How can a downhill Marathon be one of the toughest in the world?

I was watching a programme on the BBC last week, “Mountain: Life at the Extreme”. It was another Beeb triumph with fantastic photography and polished informative narration and this edition focused on the Himalaya.

The back end of the programme included some coverage of the Everest Marathon. 10 days to walk up the start at Everest Base Camp at 5200m above sea level. For Mira Rai a Nepalese runner it was a bit like an afternoon stroll. Unlike the film crew who were gasping for breath from early on.

At Base Camp a breath of air contains only half the amount of oxygen at sea level. At the start of the race most runners will be suffering headaches and nausea, blood vessels start to burst heart rate doubles. Nothing like feeling on top form just before the gun goes!

Fortunately for Mira she has twice as much haemoglobin than us low level Westerners and whilst on the trek up, haemoglobin levels would have increased in everyone, levels will still be way below the native Nepalese. No surprise that the first 6 runners were all Nepalese and that Mira won the women’s race.  There is some great footage of downhill running.

The Everest Marathon is a great example of an experience marathon. There is no chance of a personal best and even if there was I am not sure that you could compare your time with a flat marathon at sea level. But what an experience!

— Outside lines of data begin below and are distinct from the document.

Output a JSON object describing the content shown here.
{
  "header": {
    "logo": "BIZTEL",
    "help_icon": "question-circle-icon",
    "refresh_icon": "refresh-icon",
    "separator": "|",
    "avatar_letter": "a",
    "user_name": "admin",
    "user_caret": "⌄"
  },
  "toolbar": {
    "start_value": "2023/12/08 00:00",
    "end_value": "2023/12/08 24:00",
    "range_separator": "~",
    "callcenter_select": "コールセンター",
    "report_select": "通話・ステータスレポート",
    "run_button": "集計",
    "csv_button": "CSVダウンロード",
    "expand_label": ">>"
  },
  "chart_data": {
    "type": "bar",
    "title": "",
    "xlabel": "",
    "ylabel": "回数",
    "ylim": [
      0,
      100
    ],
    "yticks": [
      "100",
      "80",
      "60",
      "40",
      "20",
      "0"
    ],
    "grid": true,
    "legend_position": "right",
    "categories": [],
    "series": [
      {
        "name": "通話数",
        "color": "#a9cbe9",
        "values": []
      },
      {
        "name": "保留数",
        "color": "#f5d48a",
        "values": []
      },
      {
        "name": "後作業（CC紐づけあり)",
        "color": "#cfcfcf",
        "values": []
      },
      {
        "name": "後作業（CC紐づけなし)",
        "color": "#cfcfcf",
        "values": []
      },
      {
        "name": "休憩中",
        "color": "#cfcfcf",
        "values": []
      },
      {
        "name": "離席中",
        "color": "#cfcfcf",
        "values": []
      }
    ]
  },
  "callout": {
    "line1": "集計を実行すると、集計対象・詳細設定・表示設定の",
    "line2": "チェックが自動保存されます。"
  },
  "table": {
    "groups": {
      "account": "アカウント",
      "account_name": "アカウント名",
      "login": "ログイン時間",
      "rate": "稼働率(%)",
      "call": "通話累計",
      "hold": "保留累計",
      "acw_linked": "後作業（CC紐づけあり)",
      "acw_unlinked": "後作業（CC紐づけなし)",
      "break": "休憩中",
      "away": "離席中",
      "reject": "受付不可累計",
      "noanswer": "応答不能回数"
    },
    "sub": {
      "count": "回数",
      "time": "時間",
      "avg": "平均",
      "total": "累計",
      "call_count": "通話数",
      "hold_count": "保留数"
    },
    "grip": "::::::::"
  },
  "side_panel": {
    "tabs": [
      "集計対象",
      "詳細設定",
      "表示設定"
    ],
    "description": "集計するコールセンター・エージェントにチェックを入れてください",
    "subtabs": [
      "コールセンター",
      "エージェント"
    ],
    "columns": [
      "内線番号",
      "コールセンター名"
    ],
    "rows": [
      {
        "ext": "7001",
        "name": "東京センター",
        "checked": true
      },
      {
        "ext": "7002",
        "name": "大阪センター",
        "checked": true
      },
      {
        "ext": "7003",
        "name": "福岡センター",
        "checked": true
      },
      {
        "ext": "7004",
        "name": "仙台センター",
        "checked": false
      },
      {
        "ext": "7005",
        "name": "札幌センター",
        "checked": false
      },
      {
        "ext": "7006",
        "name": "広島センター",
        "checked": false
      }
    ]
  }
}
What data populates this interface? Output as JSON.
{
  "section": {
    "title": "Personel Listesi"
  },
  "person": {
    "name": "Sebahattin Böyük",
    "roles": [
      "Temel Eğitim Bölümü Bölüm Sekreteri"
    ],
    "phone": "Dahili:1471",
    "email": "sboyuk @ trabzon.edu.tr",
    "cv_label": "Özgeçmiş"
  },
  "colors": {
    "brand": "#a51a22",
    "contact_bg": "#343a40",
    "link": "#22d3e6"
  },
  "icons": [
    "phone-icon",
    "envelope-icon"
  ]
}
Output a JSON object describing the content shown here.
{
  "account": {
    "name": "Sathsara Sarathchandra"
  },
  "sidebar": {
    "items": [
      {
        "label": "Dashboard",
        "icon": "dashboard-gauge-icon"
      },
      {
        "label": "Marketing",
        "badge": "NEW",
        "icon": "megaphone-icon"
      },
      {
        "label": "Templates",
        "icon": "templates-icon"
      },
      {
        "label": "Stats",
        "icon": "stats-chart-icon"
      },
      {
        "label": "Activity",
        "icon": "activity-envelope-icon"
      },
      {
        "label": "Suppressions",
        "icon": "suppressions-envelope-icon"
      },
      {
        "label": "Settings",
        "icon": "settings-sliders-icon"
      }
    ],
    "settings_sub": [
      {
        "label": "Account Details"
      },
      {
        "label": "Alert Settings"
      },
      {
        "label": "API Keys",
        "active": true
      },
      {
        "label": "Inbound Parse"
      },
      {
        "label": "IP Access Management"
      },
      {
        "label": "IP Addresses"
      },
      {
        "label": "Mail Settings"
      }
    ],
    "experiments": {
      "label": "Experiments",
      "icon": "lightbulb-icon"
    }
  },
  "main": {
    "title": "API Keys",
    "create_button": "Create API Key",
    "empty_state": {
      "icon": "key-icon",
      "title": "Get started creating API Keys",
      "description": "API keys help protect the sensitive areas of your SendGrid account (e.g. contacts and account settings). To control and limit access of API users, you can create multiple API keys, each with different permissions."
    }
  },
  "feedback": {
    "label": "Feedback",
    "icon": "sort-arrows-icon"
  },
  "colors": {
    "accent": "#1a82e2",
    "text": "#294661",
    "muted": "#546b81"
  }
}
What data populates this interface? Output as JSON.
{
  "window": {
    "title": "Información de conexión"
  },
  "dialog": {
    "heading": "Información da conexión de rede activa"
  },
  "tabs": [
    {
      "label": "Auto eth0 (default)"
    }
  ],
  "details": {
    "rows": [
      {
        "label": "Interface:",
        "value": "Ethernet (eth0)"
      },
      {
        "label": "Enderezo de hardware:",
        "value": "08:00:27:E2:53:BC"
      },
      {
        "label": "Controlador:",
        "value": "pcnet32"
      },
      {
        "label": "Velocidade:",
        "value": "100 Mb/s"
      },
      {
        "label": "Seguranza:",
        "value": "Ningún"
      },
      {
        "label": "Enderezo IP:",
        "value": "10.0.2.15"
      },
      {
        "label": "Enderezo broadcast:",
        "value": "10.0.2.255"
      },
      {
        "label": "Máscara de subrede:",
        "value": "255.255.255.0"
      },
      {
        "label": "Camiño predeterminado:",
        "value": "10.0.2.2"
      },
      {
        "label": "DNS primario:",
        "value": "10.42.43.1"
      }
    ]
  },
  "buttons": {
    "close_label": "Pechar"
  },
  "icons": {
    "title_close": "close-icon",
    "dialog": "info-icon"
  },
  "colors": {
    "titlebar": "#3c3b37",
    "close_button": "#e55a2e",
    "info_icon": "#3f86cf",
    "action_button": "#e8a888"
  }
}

Not one the faint hearted but with only 202 runners anyone who completes it is in very select company.

Winning time 3:43:57. Last runner home 17:18:00! If the full marathon is a bit daunting they do offer a half-marathon, winning time 2:18:53. Or if you want to spend as much time as you can enjoying the mountain views there is always the ultra 60K!! Bonkers.